» Problem requirements: With images excluded, write out each entry below exactly as given.

Excerpted records: Begin

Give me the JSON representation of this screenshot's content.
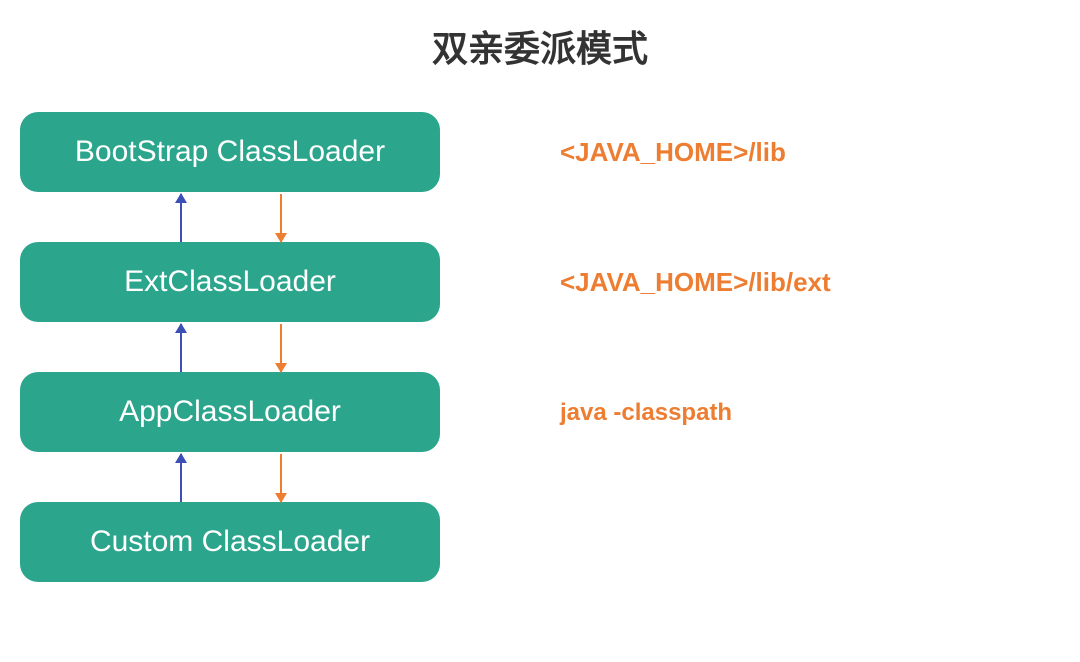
{
  "title": "双亲委派模式",
  "boxes": {
    "bootstrap": "BootStrap ClassLoader",
    "ext": "ExtClassLoader",
    "app": "AppClassLoader",
    "custom": "Custom ClassLoader"
  },
  "labels": {
    "bootstrap": "<JAVA_HOME>/lib",
    "ext": "<JAVA_HOME>/lib/ext",
    "app": "java -classpath"
  },
  "colors": {
    "box_bg": "#2ca58d",
    "box_text": "#ffffff",
    "label_color": "#ed7d31",
    "arrow_up": "#3b4fb5",
    "arrow_down": "#ed7d31"
  }
}
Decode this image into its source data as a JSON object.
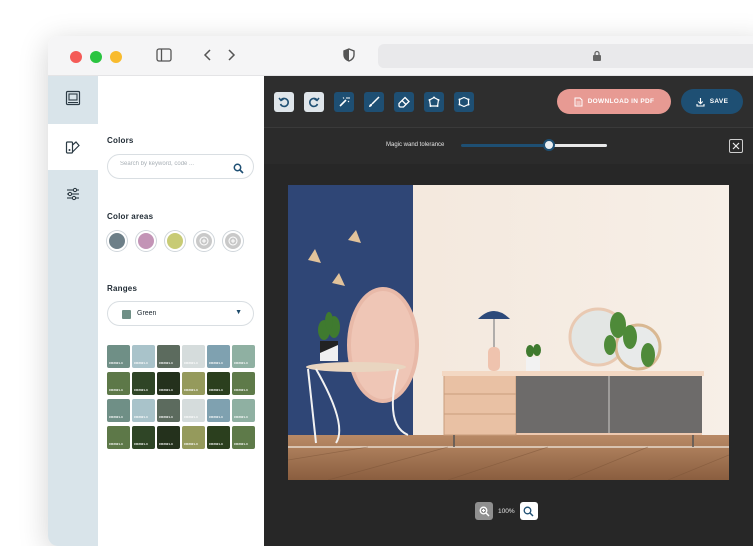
{
  "browser": {},
  "sidebar": {
    "colors_title": "Colors",
    "search_placeholder": "Search by keyword, code ...",
    "color_areas_title": "Color areas",
    "color_areas": [
      {
        "color": "#6d7f88"
      },
      {
        "color": "#c394b6"
      },
      {
        "color": "#c8cb75"
      },
      {
        "add": true
      },
      {
        "add": true
      }
    ],
    "ranges_title": "Ranges",
    "range_selected": "Green",
    "swatches": [
      {
        "color": "#6f8f86",
        "code": "CR2021-3"
      },
      {
        "color": "#a9c3ca",
        "code": "CR2021-3"
      },
      {
        "color": "#5c6b5e",
        "code": "CR2021-3"
      },
      {
        "color": "#d5dcdc",
        "code": "CR2021-3"
      },
      {
        "color": "#7fa1b0",
        "code": "CR2021-3"
      },
      {
        "color": "#8fb0a2",
        "code": "CR2021-3"
      },
      {
        "color": "#5d7848",
        "code": "CR2021-3"
      },
      {
        "color": "#2f4526",
        "code": "CR2021-3"
      },
      {
        "color": "#24311c",
        "code": "CR2021-3"
      },
      {
        "color": "#959a5c",
        "code": "CR2021-3"
      },
      {
        "color": "#2b3f1e",
        "code": "CR2021-3"
      },
      {
        "color": "#5e7a49",
        "code": "CR2021-3"
      },
      {
        "color": "#6f8f86",
        "code": "CR2021-3"
      },
      {
        "color": "#a9c3ca",
        "code": "CR2021-3"
      },
      {
        "color": "#5c6b5e",
        "code": "CR2021-3"
      },
      {
        "color": "#d5dcdc",
        "code": "CR2021-3"
      },
      {
        "color": "#7fa1b0",
        "code": "CR2021-3"
      },
      {
        "color": "#8fb0a2",
        "code": "CR2021-3"
      },
      {
        "color": "#5d7848",
        "code": "CR2021-3"
      },
      {
        "color": "#2f4526",
        "code": "CR2021-3"
      },
      {
        "color": "#24311c",
        "code": "CR2021-3"
      },
      {
        "color": "#959a5c",
        "code": "CR2021-3"
      },
      {
        "color": "#2b3f1e",
        "code": "CR2021-3"
      },
      {
        "color": "#5e7a49",
        "code": "CR2021-3"
      }
    ]
  },
  "toolbar": {
    "download_label": "DOWNLOAD IN PDF",
    "save_label": "SAVE"
  },
  "tolerance": {
    "label": "Magic wand tolerance",
    "value_fraction": 0.6
  },
  "zoom": {
    "value": "100%"
  },
  "colors": {
    "accent": "#1e4f73",
    "pdf_button": "#e79a93",
    "editor_bg": "#272727"
  }
}
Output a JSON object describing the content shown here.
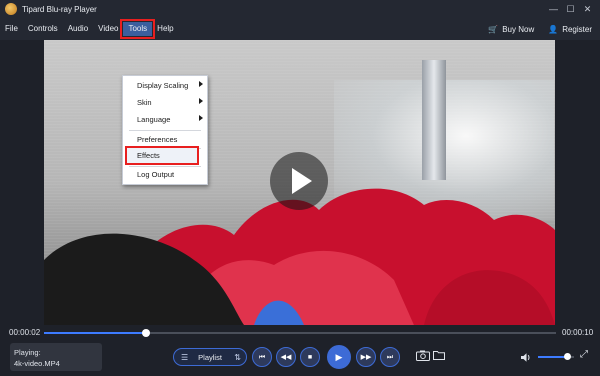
{
  "window": {
    "title": "Tipard Blu-ray Player",
    "controls": [
      "minimize-icon",
      "maximize-icon",
      "close-icon"
    ]
  },
  "menubar": {
    "items": [
      "File",
      "Controls",
      "Audio",
      "Video",
      "Tools",
      "Help"
    ],
    "active": "Tools",
    "buy_now": "Buy Now",
    "register": "Register"
  },
  "tools_menu": {
    "items": [
      {
        "label": "Display Scaling",
        "submenu": true
      },
      {
        "label": "Skin",
        "submenu": true
      },
      {
        "label": "Language",
        "submenu": true
      },
      {
        "label": "Preferences",
        "submenu": false
      },
      {
        "label": "Effects",
        "submenu": false,
        "highlighted": true
      },
      {
        "label": "Log Output",
        "submenu": false
      }
    ]
  },
  "playback": {
    "current_time": "00:00:02",
    "total_time": "00:00:10",
    "progress": 0.2,
    "volume": 0.82
  },
  "now_playing": {
    "label": "Playing:",
    "file": "4k-video.MP4"
  },
  "controls": {
    "playlist_label": "Playlist",
    "buttons": [
      "previous-icon",
      "rewind-icon",
      "stop-icon",
      "play-icon",
      "fast-forward-icon",
      "next-icon",
      "snapshot-icon",
      "open-folder-icon",
      "volume-icon",
      "fullscreen-icon"
    ]
  },
  "colors": {
    "accent": "#3d6bd6",
    "highlight_box": "#e81f1f",
    "background": "#1e2129"
  }
}
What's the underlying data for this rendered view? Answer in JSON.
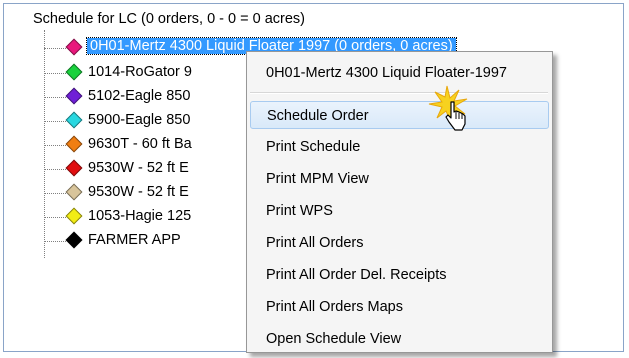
{
  "tree": {
    "root_label": "Schedule for LC  (0 orders, 0 - 0 = 0 acres)",
    "items": [
      {
        "label": "0H01-Mertz 4300 Liquid Floater 1997 (0 orders, 0 acres)",
        "color": "#e8177c",
        "selected": true
      },
      {
        "label": "1014-RoGator 9",
        "color": "#19d13d"
      },
      {
        "label": "5102-Eagle 850",
        "color": "#6f1fd6"
      },
      {
        "label": "5900-Eagle 850",
        "color": "#29d7e0"
      },
      {
        "label": "9630T - 60 ft Ba",
        "color": "#f07e12"
      },
      {
        "label": "9530W - 52 ft E",
        "color": "#e10e10"
      },
      {
        "label": "9530W - 52 ft E",
        "color": "#d8c49a"
      },
      {
        "label": "1053-Hagie 125",
        "color": "#f2ec14"
      },
      {
        "label": "FARMER APP",
        "color": "#000000"
      }
    ]
  },
  "context_menu": {
    "title": "0H01-Mertz 4300 Liquid Floater-1997",
    "items": [
      {
        "label": "Schedule Order",
        "hover": true
      },
      {
        "label": "Print Schedule"
      },
      {
        "label": "Print MPM View"
      },
      {
        "label": "Print WPS"
      },
      {
        "label": "Print All Orders"
      },
      {
        "label": "Print All Order Del. Receipts"
      },
      {
        "label": "Print All Orders Maps"
      },
      {
        "label": "Open Schedule View"
      }
    ]
  },
  "cursor": {
    "icon": "hand-pointer-icon",
    "burst_color": "#f7d21f"
  }
}
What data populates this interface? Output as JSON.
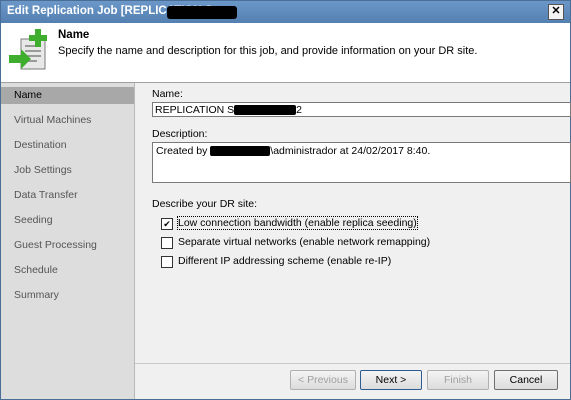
{
  "window": {
    "title": "Edit Replication Job [REPLICATION S"
  },
  "header": {
    "title": "Name",
    "description": "Specify the name and description for this job, and provide information on your DR site."
  },
  "sidebar": {
    "items": [
      {
        "label": "Name",
        "active": true
      },
      {
        "label": "Virtual Machines"
      },
      {
        "label": "Destination"
      },
      {
        "label": "Job Settings"
      },
      {
        "label": "Data Transfer"
      },
      {
        "label": "Seeding"
      },
      {
        "label": "Guest Processing"
      },
      {
        "label": "Schedule"
      },
      {
        "label": "Summary"
      }
    ]
  },
  "form": {
    "name_label": "Name:",
    "name_value": "REPLICATION S",
    "name_value_tail": "2",
    "description_label": "Description:",
    "description_prefix": "Created by",
    "description_suffix": "\\administrador at 24/02/2017 8:40.",
    "dr_site_label": "Describe your DR site:",
    "options": [
      {
        "label": "Low connection bandwidth (enable replica seeding)",
        "checked": true
      },
      {
        "label": "Separate virtual networks (enable network remapping)",
        "checked": false
      },
      {
        "label": "Different IP addressing scheme (enable re-IP)",
        "checked": false
      }
    ]
  },
  "buttons": {
    "previous": "< Previous",
    "next": "Next >",
    "finish": "Finish",
    "cancel": "Cancel"
  },
  "icons": {
    "close": "close-icon",
    "header": "replication-job-icon",
    "check": "checkmark-icon"
  },
  "colors": {
    "titlebar": "#5e8cbd",
    "sidebar_active": "#a8a8a8",
    "icon_green": "#3fae2f"
  }
}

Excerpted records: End

» Task response:
Give me the JSON representation of this screenshot's content.
{
  "title": "双亲委派模式",
  "boxes": {
    "bootstrap": "BootStrap ClassLoader",
    "ext": "ExtClassLoader",
    "app": "AppClassLoader",
    "custom": "Custom ClassLoader"
  },
  "labels": {
    "bootstrap": "<JAVA_HOME>/lib",
    "ext": "<JAVA_HOME>/lib/ext",
    "app": "java -classpath"
  },
  "colors": {
    "box_bg": "#2ca58d",
    "box_text": "#ffffff",
    "label_color": "#ed7d31",
    "arrow_up": "#3b4fb5",
    "arrow_down": "#ed7d31"
  }
}
Decode this image into its source data as a JSON object.
{
  "browser": {},
  "sidebar": {
    "colors_title": "Colors",
    "search_placeholder": "Search by keyword, code ...",
    "color_areas_title": "Color areas",
    "color_areas": [
      {
        "color": "#6d7f88"
      },
      {
        "color": "#c394b6"
      },
      {
        "color": "#c8cb75"
      },
      {
        "add": true
      },
      {
        "add": true
      }
    ],
    "ranges_title": "Ranges",
    "range_selected": "Green",
    "swatches": [
      {
        "color": "#6f8f86",
        "code": "CR2021-3"
      },
      {
        "color": "#a9c3ca",
        "code": "CR2021-3"
      },
      {
        "color": "#5c6b5e",
        "code": "CR2021-3"
      },
      {
        "color": "#d5dcdc",
        "code": "CR2021-3"
      },
      {
        "color": "#7fa1b0",
        "code": "CR2021-3"
      },
      {
        "color": "#8fb0a2",
        "code": "CR2021-3"
      },
      {
        "color": "#5d7848",
        "code": "CR2021-3"
      },
      {
        "color": "#2f4526",
        "code": "CR2021-3"
      },
      {
        "color": "#24311c",
        "code": "CR2021-3"
      },
      {
        "color": "#959a5c",
        "code": "CR2021-3"
      },
      {
        "color": "#2b3f1e",
        "code": "CR2021-3"
      },
      {
        "color": "#5e7a49",
        "code": "CR2021-3"
      },
      {
        "color": "#6f8f86",
        "code": "CR2021-3"
      },
      {
        "color": "#a9c3ca",
        "code": "CR2021-3"
      },
      {
        "color": "#5c6b5e",
        "code": "CR2021-3"
      },
      {
        "color": "#d5dcdc",
        "code": "CR2021-3"
      },
      {
        "color": "#7fa1b0",
        "code": "CR2021-3"
      },
      {
        "color": "#8fb0a2",
        "code": "CR2021-3"
      },
      {
        "color": "#5d7848",
        "code": "CR2021-3"
      },
      {
        "color": "#2f4526",
        "code": "CR2021-3"
      },
      {
        "color": "#24311c",
        "code": "CR2021-3"
      },
      {
        "color": "#959a5c",
        "code": "CR2021-3"
      },
      {
        "color": "#2b3f1e",
        "code": "CR2021-3"
      },
      {
        "color": "#5e7a49",
        "code": "CR2021-3"
      }
    ]
  },
  "toolbar": {
    "download_label": "DOWNLOAD IN PDF",
    "save_label": "SAVE"
  },
  "tolerance": {
    "label": "Magic wand tolerance",
    "value_fraction": 0.6
  },
  "zoom": {
    "value": "100%"
  },
  "colors": {
    "accent": "#1e4f73",
    "pdf_button": "#e79a93",
    "editor_bg": "#272727"
  }
}
Output a JSON object describing the content shown here.
{
  "window": {
    "title": "Tipard Blu-ray Player",
    "controls": [
      "minimize-icon",
      "maximize-icon",
      "close-icon"
    ]
  },
  "menubar": {
    "items": [
      "File",
      "Controls",
      "Audio",
      "Video",
      "Tools",
      "Help"
    ],
    "active": "Tools",
    "buy_now": "Buy Now",
    "register": "Register"
  },
  "tools_menu": {
    "items": [
      {
        "label": "Display Scaling",
        "submenu": true
      },
      {
        "label": "Skin",
        "submenu": true
      },
      {
        "label": "Language",
        "submenu": true
      },
      {
        "label": "Preferences",
        "submenu": false
      },
      {
        "label": "Effects",
        "submenu": false,
        "highlighted": true
      },
      {
        "label": "Log Output",
        "submenu": false
      }
    ]
  },
  "playback": {
    "current_time": "00:00:02",
    "total_time": "00:00:10",
    "progress": 0.2,
    "volume": 0.82
  },
  "now_playing": {
    "label": "Playing:",
    "file": "4k-video.MP4"
  },
  "controls": {
    "playlist_label": "Playlist",
    "buttons": [
      "previous-icon",
      "rewind-icon",
      "stop-icon",
      "play-icon",
      "fast-forward-icon",
      "next-icon",
      "snapshot-icon",
      "open-folder-icon",
      "volume-icon",
      "fullscreen-icon"
    ]
  },
  "colors": {
    "accent": "#3d6bd6",
    "highlight_box": "#e81f1f",
    "background": "#1e2129"
  }
}
What's the underlying data for this rendered view? Answer in JSON.
{
  "tree": {
    "root_label": "Schedule for LC  (0 orders, 0 - 0 = 0 acres)",
    "items": [
      {
        "label": "0H01-Mertz 4300 Liquid Floater 1997 (0 orders, 0 acres)",
        "color": "#e8177c",
        "selected": true
      },
      {
        "label": "1014-RoGator 9",
        "color": "#19d13d"
      },
      {
        "label": "5102-Eagle 850",
        "color": "#6f1fd6"
      },
      {
        "label": "5900-Eagle 850",
        "color": "#29d7e0"
      },
      {
        "label": "9630T - 60 ft Ba",
        "color": "#f07e12"
      },
      {
        "label": "9530W - 52 ft E",
        "color": "#e10e10"
      },
      {
        "label": "9530W - 52 ft E",
        "color": "#d8c49a"
      },
      {
        "label": "1053-Hagie 125",
        "color": "#f2ec14"
      },
      {
        "label": "FARMER APP",
        "color": "#000000"
      }
    ]
  },
  "context_menu": {
    "title": "0H01-Mertz 4300 Liquid Floater-1997",
    "items": [
      {
        "label": "Schedule Order",
        "hover": true
      },
      {
        "label": "Print Schedule"
      },
      {
        "label": "Print MPM View"
      },
      {
        "label": "Print WPS"
      },
      {
        "label": "Print All Orders"
      },
      {
        "label": "Print All Order Del. Receipts"
      },
      {
        "label": "Print All Orders Maps"
      },
      {
        "label": "Open Schedule View"
      }
    ]
  },
  "cursor": {
    "icon": "hand-pointer-icon",
    "burst_color": "#f7d21f"
  }
}
What data populates this interface? Output as JSON.
{
  "window": {
    "title": "Edit Replication Job [REPLICATION S"
  },
  "header": {
    "title": "Name",
    "description": "Specify the name and description for this job, and provide information on your DR site."
  },
  "sidebar": {
    "items": [
      {
        "label": "Name",
        "active": true
      },
      {
        "label": "Virtual Machines"
      },
      {
        "label": "Destination"
      },
      {
        "label": "Job Settings"
      },
      {
        "label": "Data Transfer"
      },
      {
        "label": "Seeding"
      },
      {
        "label": "Guest Processing"
      },
      {
        "label": "Schedule"
      },
      {
        "label": "Summary"
      }
    ]
  },
  "form": {
    "name_label": "Name:",
    "name_value": "REPLICATION S",
    "name_value_tail": "2",
    "description_label": "Description:",
    "description_prefix": "Created by",
    "description_suffix": "\\administrador at 24/02/2017 8:40.",
    "dr_site_label": "Describe your DR site:",
    "options": [
      {
        "label": "Low connection bandwidth (enable replica seeding)",
        "checked": true
      },
      {
        "label": "Separate virtual networks (enable network remapping)",
        "checked": false
      },
      {
        "label": "Different IP addressing scheme (enable re-IP)",
        "checked": false
      }
    ]
  },
  "buttons": {
    "previous": "< Previous",
    "next": "Next >",
    "finish": "Finish",
    "cancel": "Cancel"
  },
  "icons": {
    "close": "close-icon",
    "header": "replication-job-icon",
    "check": "checkmark-icon"
  },
  "colors": {
    "titlebar": "#5e8cbd",
    "sidebar_active": "#a8a8a8",
    "icon_green": "#3fae2f"
  }
}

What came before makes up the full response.